[Records from a dataset]
•••••
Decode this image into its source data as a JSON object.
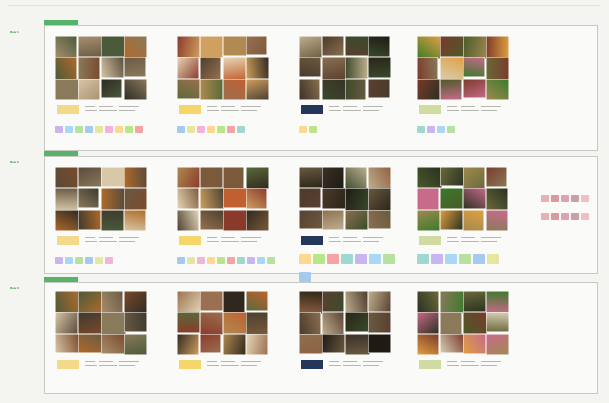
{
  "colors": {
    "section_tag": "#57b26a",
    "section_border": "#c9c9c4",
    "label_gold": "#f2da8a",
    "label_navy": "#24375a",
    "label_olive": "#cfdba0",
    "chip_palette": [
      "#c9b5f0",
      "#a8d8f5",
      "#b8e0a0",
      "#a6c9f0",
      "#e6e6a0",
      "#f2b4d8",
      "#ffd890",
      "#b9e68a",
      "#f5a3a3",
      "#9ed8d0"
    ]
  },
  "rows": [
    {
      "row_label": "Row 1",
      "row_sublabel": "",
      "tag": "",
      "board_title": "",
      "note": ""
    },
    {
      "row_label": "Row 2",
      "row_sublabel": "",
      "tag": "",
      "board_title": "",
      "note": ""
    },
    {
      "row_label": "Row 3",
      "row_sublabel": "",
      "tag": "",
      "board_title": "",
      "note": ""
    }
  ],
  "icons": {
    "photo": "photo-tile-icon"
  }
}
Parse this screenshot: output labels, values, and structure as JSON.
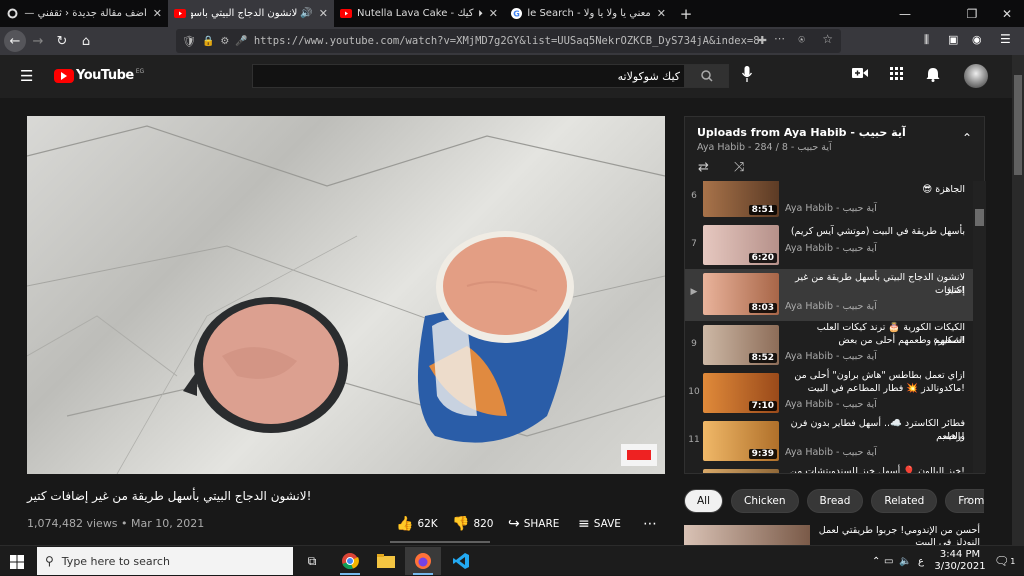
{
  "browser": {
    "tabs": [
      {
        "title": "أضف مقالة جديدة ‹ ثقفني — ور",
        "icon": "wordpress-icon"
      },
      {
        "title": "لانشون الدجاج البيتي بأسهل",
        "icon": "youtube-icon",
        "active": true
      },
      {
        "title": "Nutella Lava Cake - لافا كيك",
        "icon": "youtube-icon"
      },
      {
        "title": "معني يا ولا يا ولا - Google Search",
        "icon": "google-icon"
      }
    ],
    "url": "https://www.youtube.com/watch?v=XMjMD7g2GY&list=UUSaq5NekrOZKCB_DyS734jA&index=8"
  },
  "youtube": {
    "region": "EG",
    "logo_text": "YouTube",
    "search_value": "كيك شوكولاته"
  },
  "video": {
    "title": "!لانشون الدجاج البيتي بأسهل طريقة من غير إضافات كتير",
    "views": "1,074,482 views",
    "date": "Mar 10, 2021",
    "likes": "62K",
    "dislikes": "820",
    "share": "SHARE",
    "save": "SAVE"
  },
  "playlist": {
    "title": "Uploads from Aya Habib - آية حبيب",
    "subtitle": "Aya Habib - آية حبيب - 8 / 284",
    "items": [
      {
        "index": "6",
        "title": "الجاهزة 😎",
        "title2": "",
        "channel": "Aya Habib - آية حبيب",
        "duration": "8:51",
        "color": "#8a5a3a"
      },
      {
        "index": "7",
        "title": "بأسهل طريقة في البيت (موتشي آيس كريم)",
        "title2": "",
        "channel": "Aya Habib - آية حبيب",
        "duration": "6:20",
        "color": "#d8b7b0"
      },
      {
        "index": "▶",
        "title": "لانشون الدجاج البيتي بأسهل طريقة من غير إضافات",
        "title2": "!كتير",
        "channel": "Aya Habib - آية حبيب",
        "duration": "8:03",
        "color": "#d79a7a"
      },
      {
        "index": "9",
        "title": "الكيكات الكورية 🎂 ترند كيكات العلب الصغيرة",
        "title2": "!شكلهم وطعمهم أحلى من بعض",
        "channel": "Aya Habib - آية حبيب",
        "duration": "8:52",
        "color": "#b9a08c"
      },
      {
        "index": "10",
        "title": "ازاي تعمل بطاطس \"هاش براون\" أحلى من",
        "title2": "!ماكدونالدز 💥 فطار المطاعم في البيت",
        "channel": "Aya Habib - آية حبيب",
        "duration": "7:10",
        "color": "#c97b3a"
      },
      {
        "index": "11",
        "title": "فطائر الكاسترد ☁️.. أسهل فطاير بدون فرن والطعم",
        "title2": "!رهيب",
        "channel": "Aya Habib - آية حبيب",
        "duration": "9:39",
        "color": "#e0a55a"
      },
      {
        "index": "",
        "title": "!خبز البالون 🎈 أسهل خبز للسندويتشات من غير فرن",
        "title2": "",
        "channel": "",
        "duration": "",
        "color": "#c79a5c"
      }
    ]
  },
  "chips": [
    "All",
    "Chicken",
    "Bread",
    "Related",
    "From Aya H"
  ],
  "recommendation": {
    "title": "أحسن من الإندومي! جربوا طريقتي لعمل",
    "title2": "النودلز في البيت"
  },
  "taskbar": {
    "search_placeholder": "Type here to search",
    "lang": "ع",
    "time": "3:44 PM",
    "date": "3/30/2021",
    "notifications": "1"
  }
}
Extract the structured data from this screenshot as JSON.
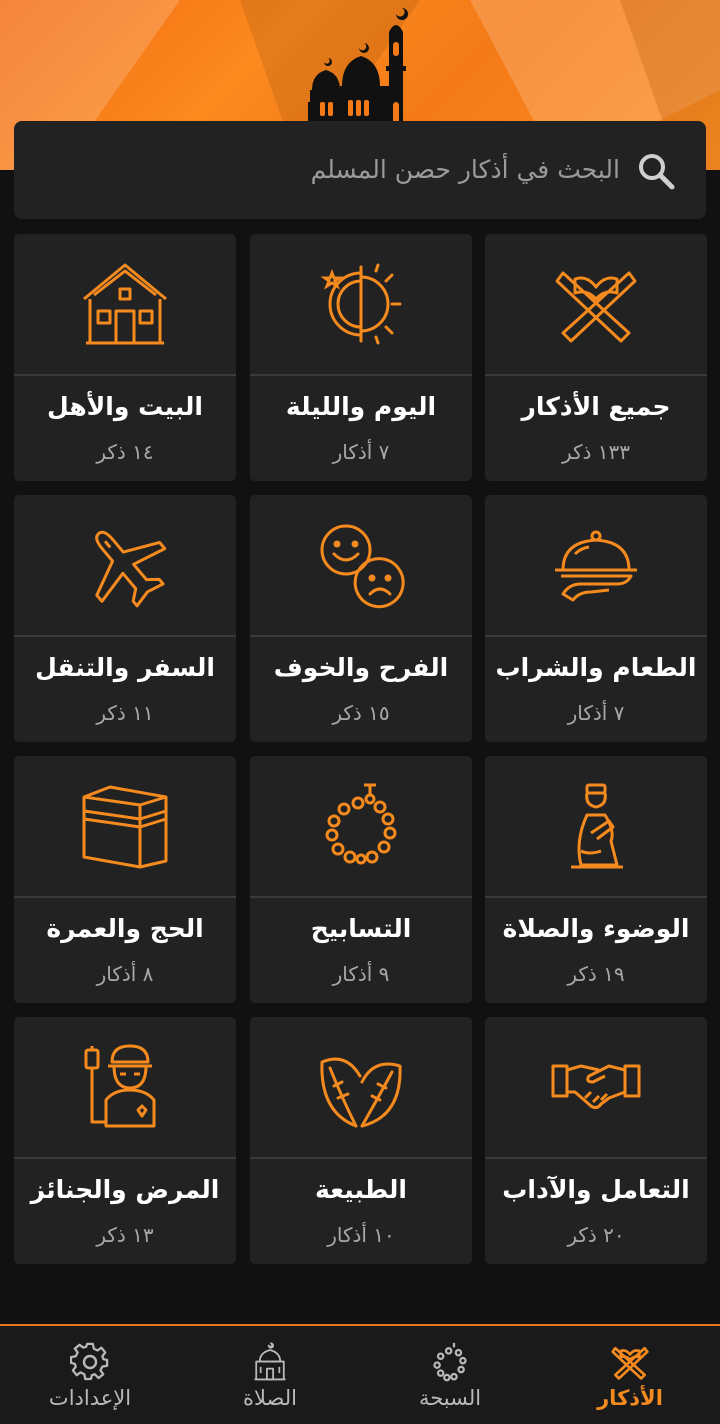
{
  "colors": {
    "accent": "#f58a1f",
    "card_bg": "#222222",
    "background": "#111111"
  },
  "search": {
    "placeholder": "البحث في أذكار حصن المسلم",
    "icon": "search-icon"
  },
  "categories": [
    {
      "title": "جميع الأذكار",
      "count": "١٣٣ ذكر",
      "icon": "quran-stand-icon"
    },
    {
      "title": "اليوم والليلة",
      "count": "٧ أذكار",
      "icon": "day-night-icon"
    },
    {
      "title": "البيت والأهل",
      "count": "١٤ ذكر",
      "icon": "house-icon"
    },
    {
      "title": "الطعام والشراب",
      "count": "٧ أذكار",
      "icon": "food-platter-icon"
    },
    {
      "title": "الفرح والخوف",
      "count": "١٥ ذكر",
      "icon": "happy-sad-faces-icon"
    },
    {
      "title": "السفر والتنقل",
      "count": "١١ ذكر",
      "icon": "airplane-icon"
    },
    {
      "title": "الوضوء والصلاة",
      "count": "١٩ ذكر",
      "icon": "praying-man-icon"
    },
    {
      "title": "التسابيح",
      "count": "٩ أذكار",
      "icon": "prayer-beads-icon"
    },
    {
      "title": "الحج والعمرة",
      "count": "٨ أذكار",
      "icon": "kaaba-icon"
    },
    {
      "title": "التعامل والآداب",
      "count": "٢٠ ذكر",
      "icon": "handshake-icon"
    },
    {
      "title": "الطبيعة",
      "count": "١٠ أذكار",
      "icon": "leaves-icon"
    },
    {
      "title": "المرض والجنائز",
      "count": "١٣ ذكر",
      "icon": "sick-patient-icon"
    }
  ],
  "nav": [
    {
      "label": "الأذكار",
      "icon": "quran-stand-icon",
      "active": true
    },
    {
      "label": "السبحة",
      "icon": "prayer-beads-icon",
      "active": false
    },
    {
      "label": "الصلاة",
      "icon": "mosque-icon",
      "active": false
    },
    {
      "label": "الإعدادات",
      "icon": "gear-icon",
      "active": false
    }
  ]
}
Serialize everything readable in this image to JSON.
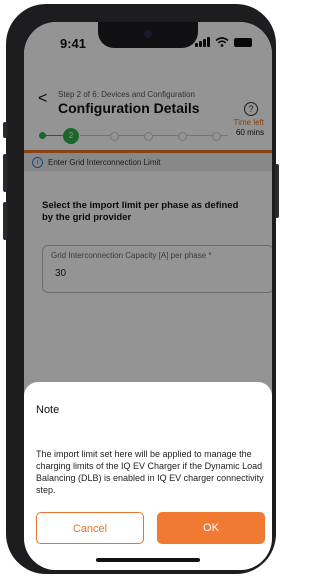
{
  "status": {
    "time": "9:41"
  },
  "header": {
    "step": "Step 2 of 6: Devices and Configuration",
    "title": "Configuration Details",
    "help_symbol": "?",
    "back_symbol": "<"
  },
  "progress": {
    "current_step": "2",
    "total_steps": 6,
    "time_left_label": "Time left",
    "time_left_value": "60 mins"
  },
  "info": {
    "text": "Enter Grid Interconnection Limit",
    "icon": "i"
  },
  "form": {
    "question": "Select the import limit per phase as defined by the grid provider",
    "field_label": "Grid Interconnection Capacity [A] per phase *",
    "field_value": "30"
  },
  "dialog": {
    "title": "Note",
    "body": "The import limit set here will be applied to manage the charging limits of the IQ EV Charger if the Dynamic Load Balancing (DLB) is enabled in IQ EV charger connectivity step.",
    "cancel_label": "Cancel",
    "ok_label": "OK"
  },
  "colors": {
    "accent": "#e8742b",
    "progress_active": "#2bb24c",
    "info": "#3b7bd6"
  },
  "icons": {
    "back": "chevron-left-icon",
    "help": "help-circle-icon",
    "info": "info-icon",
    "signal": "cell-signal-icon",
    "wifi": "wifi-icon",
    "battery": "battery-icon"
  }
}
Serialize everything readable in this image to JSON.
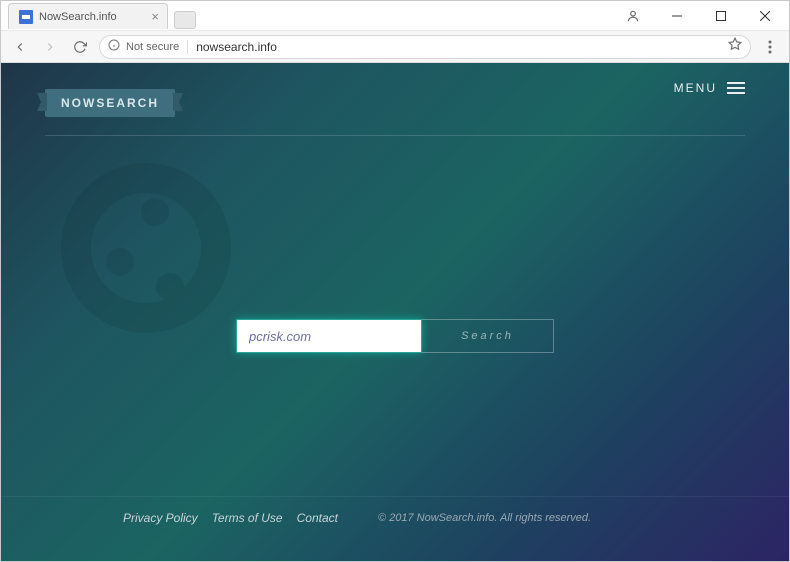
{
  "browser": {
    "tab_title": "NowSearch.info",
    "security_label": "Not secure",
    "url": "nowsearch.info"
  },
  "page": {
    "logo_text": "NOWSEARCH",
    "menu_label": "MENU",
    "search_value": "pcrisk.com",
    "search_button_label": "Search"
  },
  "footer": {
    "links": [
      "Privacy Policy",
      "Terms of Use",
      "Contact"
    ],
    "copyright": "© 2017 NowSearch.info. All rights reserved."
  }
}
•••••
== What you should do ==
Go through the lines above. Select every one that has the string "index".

== Reply to the exercise ==
    "url": "https://www.youtube.com/watch?v=XMjMD7g2GY&list=UUSaq5NekrOZKCB_DyS734jA&index=8"
        "index": "6",
        "index": "7",
        "index": "▶",
        "index": "9",
        "index": "10",
        "index": "11",
        "index": "",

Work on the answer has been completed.